What needs to be done: Read through the records below and copy each line that uses the word "Conexant".

Given entries:
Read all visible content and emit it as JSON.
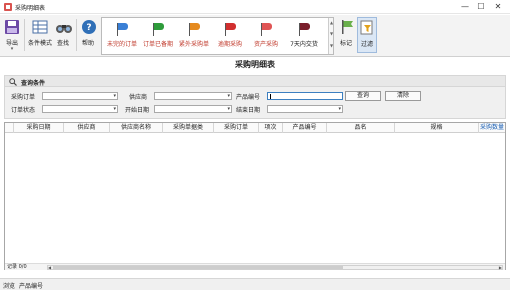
{
  "window": {
    "title": "采购明细表",
    "minimize": "—",
    "maximize": "☐",
    "close": "✕"
  },
  "toolbar": {
    "export": {
      "label": "导出",
      "sub": "▾"
    },
    "condition_mode": {
      "label": "条件模式"
    },
    "find": {
      "label": "查找"
    },
    "help": {
      "label": "帮助"
    },
    "mark": {
      "label": "标记"
    },
    "filter": {
      "label": "过滤"
    }
  },
  "flags": [
    {
      "label": "未完的订单",
      "color": "#3a7fd5",
      "label_color": "#c0392b"
    },
    {
      "label": "订单已备期",
      "color": "#2e9c3b",
      "label_color": "#c0392b"
    },
    {
      "label": "紧外采购单",
      "color": "#e58a1f",
      "label_color": "#c0392b"
    },
    {
      "label": "逾期采购",
      "color": "#d12f2f",
      "label_color": "#c0392b"
    },
    {
      "label": "资产采购",
      "color": "#e05555",
      "label_color": "#c0392b"
    },
    {
      "label": "7天内交货",
      "color": "#7a1f2b",
      "label_color": "#222222"
    }
  ],
  "page_title": "采购明细表",
  "conditions": {
    "header": "查询条件",
    "labels": {
      "order_no": "采购订单",
      "supplier": "供应商",
      "product_no": "产品编号",
      "order_status": "订单状态",
      "start_date": "开始日期",
      "end_date": "结束日期"
    },
    "values": {
      "order_no": "",
      "supplier": "",
      "product_no": "",
      "order_status": "",
      "start_date": "",
      "end_date": ""
    },
    "query_button": "查询",
    "clear_button": "清除"
  },
  "grid": {
    "columns": [
      "采购日期",
      "供应商",
      "供应商名称",
      "采购单据类",
      "采购订单",
      "项次",
      "产品编号",
      "品名",
      "规格",
      "采购数量"
    ],
    "rows": [],
    "record_label": "记录 0/0"
  },
  "statusbar": {
    "left": "浏览",
    "right": "产品编号"
  },
  "colors": {
    "accent": "#3c7fc0",
    "link": "#1a5fb4"
  }
}
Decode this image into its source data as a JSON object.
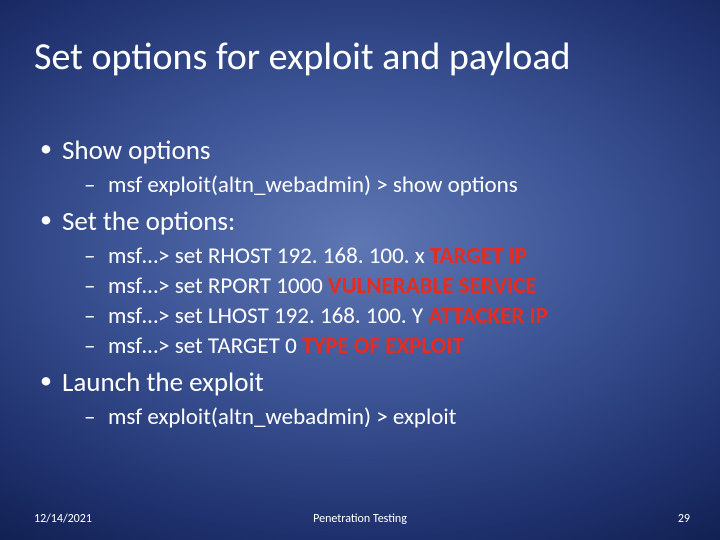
{
  "title": "Set options for exploit and payload",
  "bullets": {
    "show_options": "Show options",
    "show_options_cmd": "msf exploit(altn_webadmin) >  show options",
    "set_the_options": "Set the options:",
    "rhost_cmd": "msf…> set RHOST 192. 168. 100. x ",
    "rhost_red": "TARGET IP",
    "rport_cmd": "msf…> set RPORT 1000 ",
    "rport_red": "VULNERABLE SERVICE",
    "lhost_cmd": "msf…> set LHOST 192. 168. 100. Y ",
    "lhost_red": "ATTACKER IP",
    "target_cmd": "msf…> set TARGET 0 ",
    "target_red": "TYPE OF EXPLOIT",
    "launch": "Launch the exploit",
    "launch_cmd": "msf exploit(altn_webadmin) > exploit"
  },
  "footer": {
    "date": "12/14/2021",
    "center": "Penetration Testing",
    "number": "29"
  }
}
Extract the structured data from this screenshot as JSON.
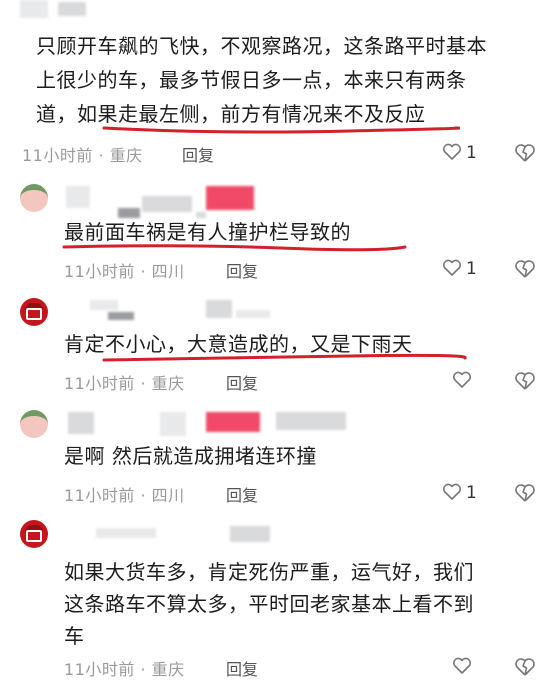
{
  "comments": [
    {
      "lines": [
        "只顾开车飙的飞快，不观察路况，这条路平时基本",
        "上很少的车，最多节假日多一点，本来只有两条",
        "道，如果走最左侧，前方有情况来不及反应"
      ],
      "time": "11小时前 · 重庆",
      "reply": "回复",
      "likes": "1"
    },
    {
      "lines": [
        "最前面车祸是有人撞护栏导致的"
      ],
      "time": "11小时前 · 四川",
      "reply": "回复",
      "likes": "1"
    },
    {
      "lines": [
        "肯定不小心，大意造成的，又是下雨天"
      ],
      "time": "11小时前 · 重庆",
      "reply": "回复",
      "likes": ""
    },
    {
      "lines": [
        "是啊 然后就造成拥堵连环撞"
      ],
      "time": "11小时前 · 四川",
      "reply": "回复",
      "likes": "1"
    },
    {
      "lines": [
        "如果大货车多，肯定死伤严重，运气好，我们",
        "这条路车不算太多，平时回老家基本上看不到",
        "车"
      ],
      "time": "11小时前 · 重庆",
      "reply": "回复",
      "likes": ""
    }
  ],
  "colors": {
    "underline": "#d4202c",
    "meta": "#9a9a9a",
    "avatar_red": "#c4161c"
  },
  "icons": {
    "like": "heart-outline-icon",
    "dislike": "broken-heart-icon"
  }
}
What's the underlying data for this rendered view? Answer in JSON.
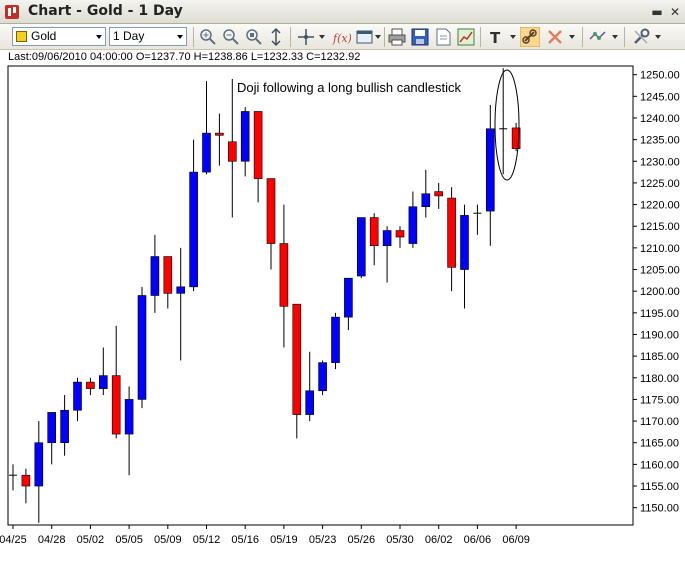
{
  "window": {
    "title": "Chart - Gold - 1 Day",
    "minimize_glyph": "▬",
    "restore_glyph": "❐",
    "close_glyph": "✕"
  },
  "toolbar": {
    "symbol_value": "Gold",
    "interval_value": "1 Day",
    "icons": [
      "zoom-in-icon",
      "zoom-out-icon",
      "zoom-reset-icon",
      "scale-icon",
      "crosshair-icon",
      "function-icon",
      "window-icon",
      "print-icon",
      "save-icon",
      "document-icon",
      "export-chart-icon",
      "text-tool-icon",
      "link-icon",
      "delete-icon",
      "indicator-icon",
      "settings-icon"
    ]
  },
  "info_line": "Last:09/06/2010 04:00:00 O=1237.70 H=1238.86 L=1232.33 C=1232.92",
  "annotation": "Doji following a long bullish candlestick",
  "colors": {
    "bullish": "#0000ff",
    "bearish": "#ff0000",
    "wick": "#000000",
    "doji": "#000000"
  },
  "chart_data": {
    "type": "candlestick",
    "x_tick_labels": [
      "04/25",
      "04/28",
      "05/02",
      "05/05",
      "05/09",
      "05/12",
      "05/16",
      "05/19",
      "05/23",
      "05/26",
      "05/30",
      "06/02",
      "06/06",
      "06/09"
    ],
    "y_tick_labels": [
      "1250.00",
      "1245.00",
      "1240.00",
      "1235.00",
      "1230.00",
      "1225.00",
      "1220.00",
      "1215.00",
      "1210.00",
      "1205.00",
      "1200.00",
      "1195.00",
      "1190.00",
      "1185.00",
      "1180.00",
      "1175.00",
      "1170.00",
      "1165.00",
      "1160.00",
      "1155.00",
      "1150.00"
    ],
    "ylim": [
      1146,
      1252
    ],
    "candles": [
      {
        "o": 1157.5,
        "h": 1160.0,
        "l": 1154.0,
        "c": 1157.5
      },
      {
        "o": 1157.5,
        "h": 1159.0,
        "l": 1151.0,
        "c": 1155.0
      },
      {
        "o": 1155.0,
        "h": 1170.0,
        "l": 1146.5,
        "c": 1165.0
      },
      {
        "o": 1165.0,
        "h": 1172.0,
        "l": 1160.0,
        "c": 1172.0
      },
      {
        "o": 1165.0,
        "h": 1176.0,
        "l": 1162.0,
        "c": 1172.5
      },
      {
        "o": 1172.5,
        "h": 1180.0,
        "l": 1170.0,
        "c": 1179.0
      },
      {
        "o": 1179.0,
        "h": 1180.0,
        "l": 1176.0,
        "c": 1177.5
      },
      {
        "o": 1177.5,
        "h": 1187.0,
        "l": 1176.0,
        "c": 1180.5
      },
      {
        "o": 1180.5,
        "h": 1192.0,
        "l": 1166.0,
        "c": 1167.0
      },
      {
        "o": 1167.0,
        "h": 1178.0,
        "l": 1157.5,
        "c": 1175.0
      },
      {
        "o": 1175.0,
        "h": 1201.0,
        "l": 1173.0,
        "c": 1199.0
      },
      {
        "o": 1199.0,
        "h": 1213.0,
        "l": 1195.0,
        "c": 1208.0
      },
      {
        "o": 1208.0,
        "h": 1208.0,
        "l": 1196.0,
        "c": 1199.5
      },
      {
        "o": 1199.5,
        "h": 1210.0,
        "l": 1184.0,
        "c": 1201.0
      },
      {
        "o": 1201.0,
        "h": 1235.0,
        "l": 1200.0,
        "c": 1227.5
      },
      {
        "o": 1227.5,
        "h": 1248.5,
        "l": 1227.0,
        "c": 1236.5
      },
      {
        "o": 1236.5,
        "h": 1241.0,
        "l": 1229.0,
        "c": 1236.0
      },
      {
        "o": 1234.5,
        "h": 1249.0,
        "l": 1217.0,
        "c": 1230.0
      },
      {
        "o": 1230.0,
        "h": 1242.5,
        "l": 1226.5,
        "c": 1241.5
      },
      {
        "o": 1241.5,
        "h": 1241.5,
        "l": 1220.5,
        "c": 1226.0
      },
      {
        "o": 1226.0,
        "h": 1226.0,
        "l": 1205.0,
        "c": 1211.0
      },
      {
        "o": 1211.0,
        "h": 1220.0,
        "l": 1187.0,
        "c": 1196.5
      },
      {
        "o": 1197.0,
        "h": 1197.0,
        "l": 1166.0,
        "c": 1171.5
      },
      {
        "o": 1171.5,
        "h": 1186.0,
        "l": 1170.0,
        "c": 1177.0
      },
      {
        "o": 1177.0,
        "h": 1184.0,
        "l": 1176.0,
        "c": 1183.5
      },
      {
        "o": 1183.5,
        "h": 1195.0,
        "l": 1182.0,
        "c": 1194.0
      },
      {
        "o": 1194.0,
        "h": 1203.0,
        "l": 1191.0,
        "c": 1203.0
      },
      {
        "o": 1203.5,
        "h": 1217.0,
        "l": 1203.0,
        "c": 1217.0
      },
      {
        "o": 1217.0,
        "h": 1218.0,
        "l": 1206.0,
        "c": 1210.5
      },
      {
        "o": 1210.5,
        "h": 1215.0,
        "l": 1202.0,
        "c": 1214.0
      },
      {
        "o": 1214.0,
        "h": 1215.0,
        "l": 1210.0,
        "c": 1212.5
      },
      {
        "o": 1211.0,
        "h": 1223.0,
        "l": 1210.0,
        "c": 1219.5
      },
      {
        "o": 1219.5,
        "h": 1228.0,
        "l": 1217.0,
        "c": 1222.5
      },
      {
        "o": 1223.0,
        "h": 1225.0,
        "l": 1219.0,
        "c": 1222.0
      },
      {
        "o": 1221.5,
        "h": 1224.0,
        "l": 1200.0,
        "c": 1205.5
      },
      {
        "o": 1205.0,
        "h": 1220.0,
        "l": 1196.0,
        "c": 1217.5
      },
      {
        "o": 1218.0,
        "h": 1220.0,
        "l": 1213.0,
        "c": 1218.0
      },
      {
        "o": 1218.5,
        "h": 1243.0,
        "l": 1210.5,
        "c": 1237.5
      },
      {
        "o": 1237.5,
        "h": 1251.5,
        "l": 1227.0,
        "c": 1237.5
      },
      {
        "o": 1237.7,
        "h": 1238.86,
        "l": 1232.33,
        "c": 1232.92
      }
    ]
  }
}
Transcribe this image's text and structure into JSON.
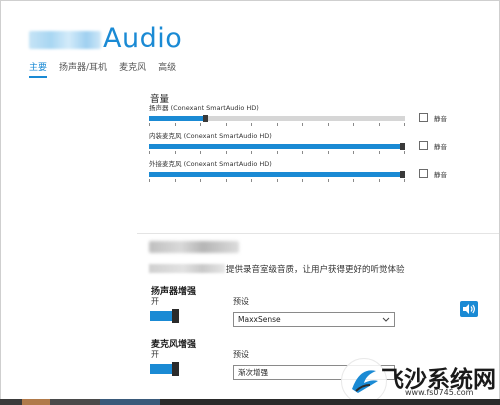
{
  "app": {
    "title": "Audio"
  },
  "tabs": [
    {
      "label": "主要",
      "active": true
    },
    {
      "label": "扬声器/耳机",
      "active": false
    },
    {
      "label": "麦克风",
      "active": false
    },
    {
      "label": "高级",
      "active": false
    }
  ],
  "volume": {
    "title": "音量",
    "mute_label": "静音",
    "devices": [
      {
        "label": "扬声器 (Conexant SmartAudio HD)",
        "level": 0.21,
        "muted": false
      },
      {
        "label": "内装麦克风 (Conexant SmartAudio HD)",
        "level": 0.98,
        "muted": false
      },
      {
        "label": "外接麦克风 (Conexant SmartAudio HD)",
        "level": 0.98,
        "muted": false
      }
    ]
  },
  "effects": {
    "description": "提供录音室级音质，让用户获得更好的听觉体验",
    "speaker_enhancement": {
      "title": "扬声器增强",
      "state": "开",
      "preset_label": "预设",
      "preset_value": "MaxxSense"
    },
    "mic_enhancement": {
      "title": "麦克风增强",
      "state": "开",
      "preset_label": "预设",
      "preset_value": "渐次增强"
    }
  },
  "watermark": {
    "name": "飞沙系统网",
    "url": "www.fs0745.com"
  },
  "colors": {
    "accent": "#1a8ad4",
    "thumb": "#3a3a3a",
    "track": "#d6d6d6"
  }
}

Result of this task:
        "label": "扬声器 (Conexant SmartAudio HD)",
        "label": "内装麦克风 (Conexant SmartAudio HD)",
        "label": "外接麦克风 (Conexant SmartAudio HD)",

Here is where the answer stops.